A Duquesne employee for more than 50 years, Dr. Judith Griggs directs Duquesne University’s Robert and Patricia Gussin Spiritan Division of Academic Programs and the Michael P. Weber Learning Skills Center. She also serves as the University’s Mediation Officer, while teaching a service learning course for Duquesne’s School of Education. 

Early in her career Dr. Griggs taught at Westinghouse High School and worked as head teacher and then director of the Street Academy and Ebony Prep, alternative schools under the auspices of the Urban League of Pittsburgh. 

Dr. Griggs received her Ph.D. in Curriculum and Supervision from the University of Pittsburgh, her Masters of Arts in English from Carnegie Mellon University, and her Bachelor of Science in Education, secondary English, from Cheyney University.

Dr. Griggs is the recipient of several awards, including most recently the Duquesne University 2023 Diversity and Inclusion Award. 

Additional awards include the Sister Thea Bowman Foundation award; the City of Pittsburgh DiverseCity 365 Living Legend Award; “Dr. Judith R. Griggs Day” on April, 29, 2010, in the city of Pittsburgh, Pennsylvania, declared by Mayor Luke Ravenstahl; the Jerome Bettis Bus Stops Here Foundation Community Service Award; the New Pittsburgh Courier’s Woman of Excellence: Education Category Award; and the Pittsburgh Post Gazette’s top 48 Educational Leaders recognition. 

She is a member of the Holy Family Institute Board of Trustees and of the POWER Board of Directors. Dr. Griggs is married to Phillip Griggs, and they have two daughters—Enjay Griggs, who is a pharmacist and resides in Pittsburgh, and Inuka Griggs Ivaska, who is an actress and resides in Bloomfield, NJ.  Both are graduates of Duquesne University. She has two granddaughters, Mahogany Love, age 8 and Remington Ellis-Jack, age 4.  She is a member of the Mt. Ararat Baptist Church. 

In one of my writings I declared that “I strive to root my work in ethical leadership. I believe that ethical leadership results from the conscious ordering of one’s steps in life based upon values. These values ideally shape what individuals choose to pursue in life and how; and they serve as the ‘border collie’ for one’s comportment as one moves through the world, ideally in an ongoing growth process.”

My view, moreover, is that the critical underpinning of ethical leadership is values rooted in love or goodwill. Equally as important is the willingness of individuals to risk their approval status within a community to engage in activities they judge to represent the right actions to take, not necessarily those that bring approbation and support from the masses.  Oft times these actions transform the cherished culture of a place to embrace in better ways more of God’s people.

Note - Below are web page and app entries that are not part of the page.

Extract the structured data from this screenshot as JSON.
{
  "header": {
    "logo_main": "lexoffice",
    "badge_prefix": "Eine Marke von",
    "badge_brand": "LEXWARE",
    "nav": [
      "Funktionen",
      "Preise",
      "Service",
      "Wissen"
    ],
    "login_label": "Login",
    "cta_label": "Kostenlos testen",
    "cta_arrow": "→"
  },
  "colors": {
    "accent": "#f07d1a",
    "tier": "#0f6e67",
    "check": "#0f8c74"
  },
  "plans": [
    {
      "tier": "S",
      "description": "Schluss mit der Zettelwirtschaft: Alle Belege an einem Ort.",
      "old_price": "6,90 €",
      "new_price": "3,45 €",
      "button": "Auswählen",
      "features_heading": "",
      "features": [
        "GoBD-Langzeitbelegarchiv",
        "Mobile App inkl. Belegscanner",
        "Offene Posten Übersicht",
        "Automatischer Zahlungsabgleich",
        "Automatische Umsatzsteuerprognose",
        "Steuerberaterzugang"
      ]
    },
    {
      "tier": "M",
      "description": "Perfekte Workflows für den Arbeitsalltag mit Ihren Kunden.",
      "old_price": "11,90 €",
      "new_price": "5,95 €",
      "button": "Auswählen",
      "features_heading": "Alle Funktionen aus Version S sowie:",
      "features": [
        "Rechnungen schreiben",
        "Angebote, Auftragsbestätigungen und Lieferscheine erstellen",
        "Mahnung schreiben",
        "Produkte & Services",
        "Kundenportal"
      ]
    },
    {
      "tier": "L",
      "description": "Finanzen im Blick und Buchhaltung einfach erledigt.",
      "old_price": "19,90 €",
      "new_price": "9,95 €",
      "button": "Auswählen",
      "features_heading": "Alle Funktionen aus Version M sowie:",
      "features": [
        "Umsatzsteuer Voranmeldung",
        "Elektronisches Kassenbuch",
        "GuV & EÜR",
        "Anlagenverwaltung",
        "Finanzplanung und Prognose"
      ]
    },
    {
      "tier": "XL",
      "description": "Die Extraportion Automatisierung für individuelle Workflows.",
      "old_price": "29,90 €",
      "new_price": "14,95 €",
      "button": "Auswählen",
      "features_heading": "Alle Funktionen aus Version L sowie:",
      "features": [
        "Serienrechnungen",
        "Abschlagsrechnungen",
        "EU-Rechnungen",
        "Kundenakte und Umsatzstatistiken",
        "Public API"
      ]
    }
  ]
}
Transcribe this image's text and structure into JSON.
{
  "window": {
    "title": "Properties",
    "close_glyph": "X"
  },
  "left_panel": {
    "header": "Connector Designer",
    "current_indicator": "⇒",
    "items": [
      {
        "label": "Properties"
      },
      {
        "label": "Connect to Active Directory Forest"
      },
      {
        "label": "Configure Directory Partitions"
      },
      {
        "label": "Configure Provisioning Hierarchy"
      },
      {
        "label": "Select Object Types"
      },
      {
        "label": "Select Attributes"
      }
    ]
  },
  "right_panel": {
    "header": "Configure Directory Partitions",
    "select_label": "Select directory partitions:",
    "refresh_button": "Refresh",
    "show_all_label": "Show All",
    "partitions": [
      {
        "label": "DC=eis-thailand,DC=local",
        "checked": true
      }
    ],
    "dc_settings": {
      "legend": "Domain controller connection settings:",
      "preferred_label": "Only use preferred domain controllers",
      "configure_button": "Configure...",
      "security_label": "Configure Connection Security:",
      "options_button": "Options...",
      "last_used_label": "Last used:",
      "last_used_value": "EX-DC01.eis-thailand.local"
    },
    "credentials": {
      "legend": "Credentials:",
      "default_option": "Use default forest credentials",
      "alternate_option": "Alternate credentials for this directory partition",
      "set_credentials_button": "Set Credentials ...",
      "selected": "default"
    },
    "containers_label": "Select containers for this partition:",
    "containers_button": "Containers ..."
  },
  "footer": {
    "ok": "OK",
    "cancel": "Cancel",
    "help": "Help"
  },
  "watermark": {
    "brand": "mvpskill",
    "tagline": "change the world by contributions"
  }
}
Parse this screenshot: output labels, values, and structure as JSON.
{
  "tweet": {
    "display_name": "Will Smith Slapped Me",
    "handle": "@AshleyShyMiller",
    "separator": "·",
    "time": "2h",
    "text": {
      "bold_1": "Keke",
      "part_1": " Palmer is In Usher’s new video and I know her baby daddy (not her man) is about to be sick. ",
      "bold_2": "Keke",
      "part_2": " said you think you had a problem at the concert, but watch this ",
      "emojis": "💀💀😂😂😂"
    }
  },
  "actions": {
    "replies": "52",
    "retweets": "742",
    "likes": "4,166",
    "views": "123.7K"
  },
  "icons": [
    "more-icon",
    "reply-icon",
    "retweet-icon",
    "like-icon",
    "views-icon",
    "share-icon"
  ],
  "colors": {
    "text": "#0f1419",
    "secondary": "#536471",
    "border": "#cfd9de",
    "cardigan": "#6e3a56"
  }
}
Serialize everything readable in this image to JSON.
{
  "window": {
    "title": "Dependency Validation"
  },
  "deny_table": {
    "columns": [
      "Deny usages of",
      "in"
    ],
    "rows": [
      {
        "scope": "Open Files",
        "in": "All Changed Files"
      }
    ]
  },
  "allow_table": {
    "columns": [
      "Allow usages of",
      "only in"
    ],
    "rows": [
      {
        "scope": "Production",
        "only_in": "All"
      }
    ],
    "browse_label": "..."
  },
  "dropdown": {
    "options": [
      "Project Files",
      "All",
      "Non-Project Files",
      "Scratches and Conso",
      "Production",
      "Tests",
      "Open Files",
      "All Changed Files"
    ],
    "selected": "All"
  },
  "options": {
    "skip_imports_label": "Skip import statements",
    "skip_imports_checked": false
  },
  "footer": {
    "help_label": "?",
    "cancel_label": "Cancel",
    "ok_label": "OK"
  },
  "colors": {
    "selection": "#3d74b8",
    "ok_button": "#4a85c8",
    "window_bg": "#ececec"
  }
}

What most shaped my life is my father, Samuel Love Ralph, and my mother, Carrie Lee Chitty Ralph, taking me to church each Sunday and, as I grew into my teenage years, their having me to know that “without Sunday morning church service there would not be a Saturday night party.”  These two were my greatest and wisest teachers.


Profile Information

Departments, Centers, and Offices